“There is no doubt that Process Engineering is at the core profession of Chemical Engineering,” says Gidi. “This core sets our discipline apart. The ability to scale-up chemical processes is a key pillar in the success of the ventures I have described, and in the success of other startups and the existing process industry. I highly recommend undergraduate students interested in graduate degrees to take the ‘final research’ course or a research project offered in our department, or work as a student in the labs of faculty members.”
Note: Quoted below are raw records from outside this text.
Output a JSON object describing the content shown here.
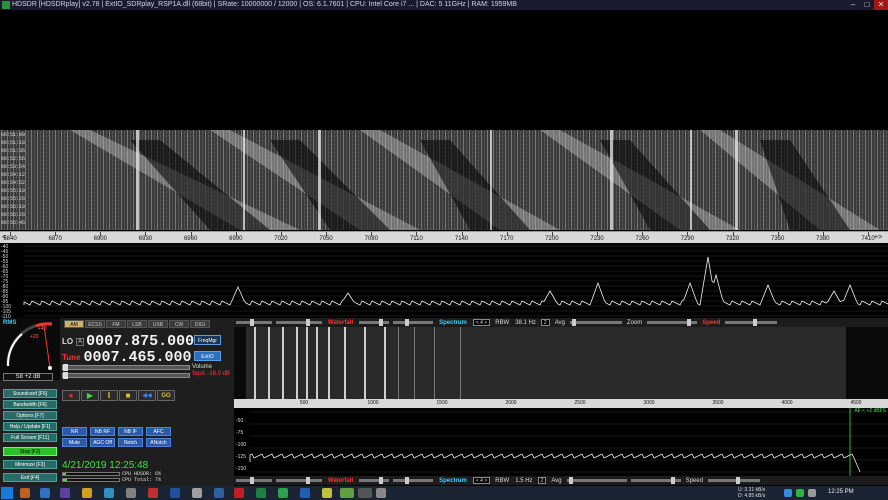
{
  "titlebar": {
    "text": "HDSDR  [HDSDRplay]  v2.78  |  ExtIO_SDRplay_RSP1A.dll (68bit)  |  SRate: 10000000 / 12000  |  OS: 6.1.7601  |  CPU: Intel Core i7 ...  |  DAC: 5 11GHz  |  RAM: 1959MB",
    "minimize": "–",
    "maximize": "□",
    "close": "✕"
  },
  "waterfall_times": [
    "06:51:00",
    "06:51:18",
    "06:51:36",
    "06:52:56",
    "06:53:54",
    "06:54:12",
    "06:54:52",
    "06:55:10",
    "06:55:28",
    "06:56:10",
    "06:56:28",
    "06:56:46"
  ],
  "freq_scale": {
    "labels": [
      "6840",
      "6870",
      "6900",
      "6930",
      "6960",
      "6990",
      "7020",
      "7050",
      "7080",
      "7110",
      "7140",
      "7170",
      "7200",
      "7230",
      "7260",
      "7290",
      "7320",
      "7350",
      "7380",
      "7410"
    ],
    "left_arrow": "<",
    "right_arrow": "+>"
  },
  "spectrum_db": [
    "-40",
    "-45",
    "-50",
    "-55",
    "-60",
    "-65",
    "-70",
    "-75",
    "-80",
    "-85",
    "-90",
    "-95",
    "-100",
    "-105",
    "-110"
  ],
  "strip": {
    "waterfall": "Waterfall",
    "spectrum": "Spectrum",
    "rbw_label": "RBW",
    "rbw_value": "38.1 Hz",
    "avg_combo": "2",
    "avg": "Avg",
    "zoom": "Zoom",
    "speed": "Speed",
    "pct": "< 4 >"
  },
  "strip2": {
    "rbw_value": "1.5 Hz",
    "avg_combo": "2"
  },
  "smeter": {
    "rms": "RMS",
    "value": "S8 +2 dB",
    "scale_plus": "+40",
    "scale_plus2": "+20"
  },
  "modes": [
    "AM",
    "ECSS",
    "FM",
    "LSB",
    "USB",
    "CW",
    "DIGI"
  ],
  "lo": {
    "tag": "LO",
    "ab": "A",
    "value": "0007.875.000"
  },
  "tune": {
    "tag": "Tune",
    "value": "0007.465.000"
  },
  "side_buttons": {
    "freq_mgr": "FreqMgr",
    "extio": "ExtIO"
  },
  "volume_label": "Volume",
  "squelch_label": "Squl: -16.0 dB",
  "transport": [
    "●",
    "▶",
    "‖",
    "■",
    "◀◀",
    "GO"
  ],
  "function_buttons": [
    "Soundcard  [F5]",
    "Bandwidth  [F6]",
    "Options  [F7]",
    "Help / Update  [F1]",
    "Full Screen  [F11]",
    "Stop  [F2]",
    "Minimize  [F3]",
    "Exit  [F4]"
  ],
  "dsp_row1": [
    "NR",
    "NB RF",
    "NB IF",
    "AFC"
  ],
  "dsp_row2": [
    "Mute",
    "AGC Off",
    "Notch",
    "ANotch"
  ],
  "clock": "4/21/2019 12:25:48",
  "cpu": {
    "hdsdr": "CPU HDSDR:  6%",
    "total": "CPU Total:  7%",
    "hdsdr_pct": 0.06,
    "total_pct": 0.07
  },
  "audio_scale": [
    "500",
    "1000",
    "1500",
    "2000",
    "2500",
    "3000",
    "3500",
    "4000",
    "4500"
  ],
  "audio_db": [
    "-50",
    "-75",
    "-100",
    "-125",
    "-150"
  ],
  "af_label": "AF < +2 dBFS",
  "taskbar": {
    "net_up": "U:   3.31 kB/s",
    "net_down": "D:   4.85 kB/s",
    "time": "12:25 PM"
  }
}
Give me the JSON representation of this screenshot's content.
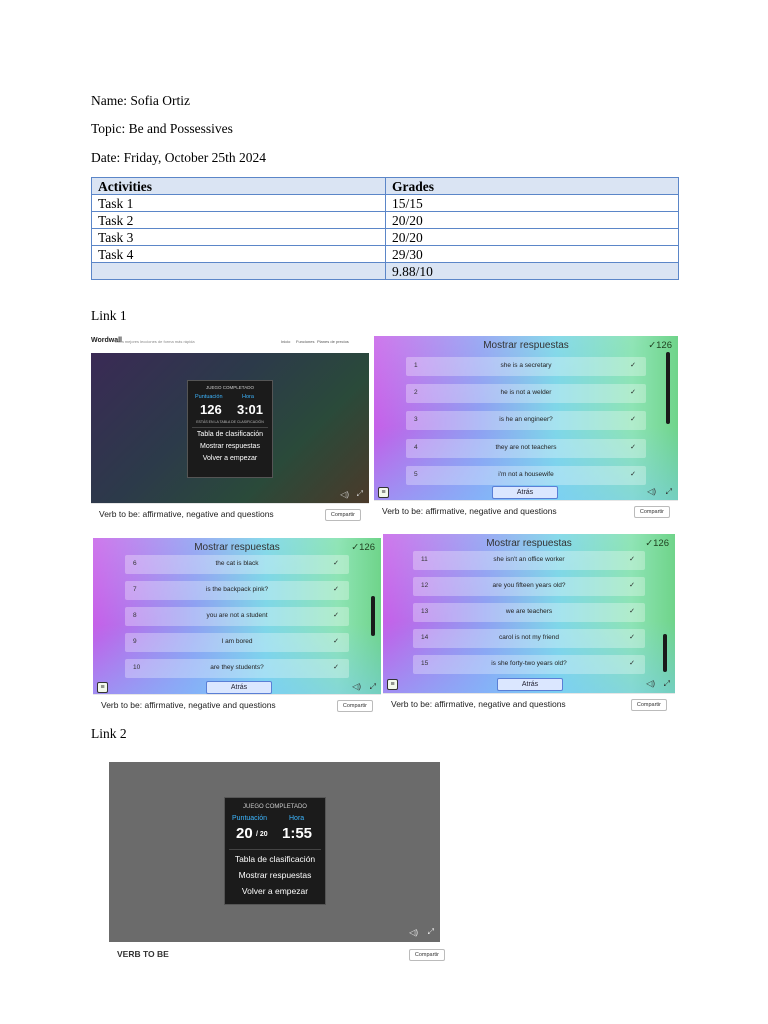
{
  "header": {
    "name": "Name: Sofia Ortiz",
    "topic": "Topic: Be and Possessives",
    "date": "Date: Friday, October 25th 2024"
  },
  "grades_table": {
    "headers": [
      "Activities",
      "Grades"
    ],
    "rows": [
      [
        "Task 1",
        "15/15"
      ],
      [
        "Task 2",
        "20/20"
      ],
      [
        "Task 3",
        "20/20"
      ],
      [
        "Task 4",
        "29/30"
      ]
    ],
    "total": [
      "",
      "9.88/10"
    ]
  },
  "link1": "Link 1",
  "link2": "Link 2",
  "wordwall": {
    "logo": "Wordwall",
    "tagline": "Crea mejores lecciones de forma más rápida",
    "nav": [
      "Inicio",
      "Funciones",
      "Planes de precios"
    ],
    "completed": "JUEGO COMPLETADO",
    "score_label": "Puntuación",
    "time_label": "Hora",
    "score1": "126",
    "time1": "3:01",
    "leaderboard_note": "ESTÁS EN LA TABLA DE CLASIFICACIÓN",
    "menu": [
      "Tabla de clasificación",
      "Mostrar respuestas",
      "Volver a empezar"
    ],
    "activity1_title": "Verb to be: affirmative, negative and questions",
    "share": "Compartir",
    "answers_title": "Mostrar respuestas",
    "answers_count": "✓126",
    "back": "Atrás",
    "answers": [
      [
        "1",
        "she is a secretary"
      ],
      [
        "2",
        "he is not a welder"
      ],
      [
        "3",
        "is he an engineer?"
      ],
      [
        "4",
        "they are not teachers"
      ],
      [
        "5",
        "i'm not a housewife"
      ],
      [
        "6",
        "the cat is black"
      ],
      [
        "7",
        "is the backpack pink?"
      ],
      [
        "8",
        "you are not a student"
      ],
      [
        "9",
        "I am bored"
      ],
      [
        "10",
        "are they students?"
      ],
      [
        "11",
        "she isn't an office worker"
      ],
      [
        "12",
        "are you fifteen years old?"
      ],
      [
        "13",
        "we are teachers"
      ],
      [
        "14",
        "carol is not my friend"
      ],
      [
        "15",
        "is she forty-two years old?"
      ]
    ],
    "check": "✓",
    "score2": "20",
    "score2_total": "/ 20",
    "time2": "1:55",
    "activity2_title": "VERB TO BE"
  }
}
“It is a great privilege to teach and perform exciting research at the Technion and at our department in particular with excellent students for many years,” says Gidi. “Our department is very family-like. We have been blessed with wonderful students who care about their friends, and the department. We have a lot of good will and a willingness to help each other, and we must preserve these qualities. I’d like to take this opportunity and ask our students to be our ambassadors outside the Technion, spreading the work about the exciting work that awaits additional candidate students.”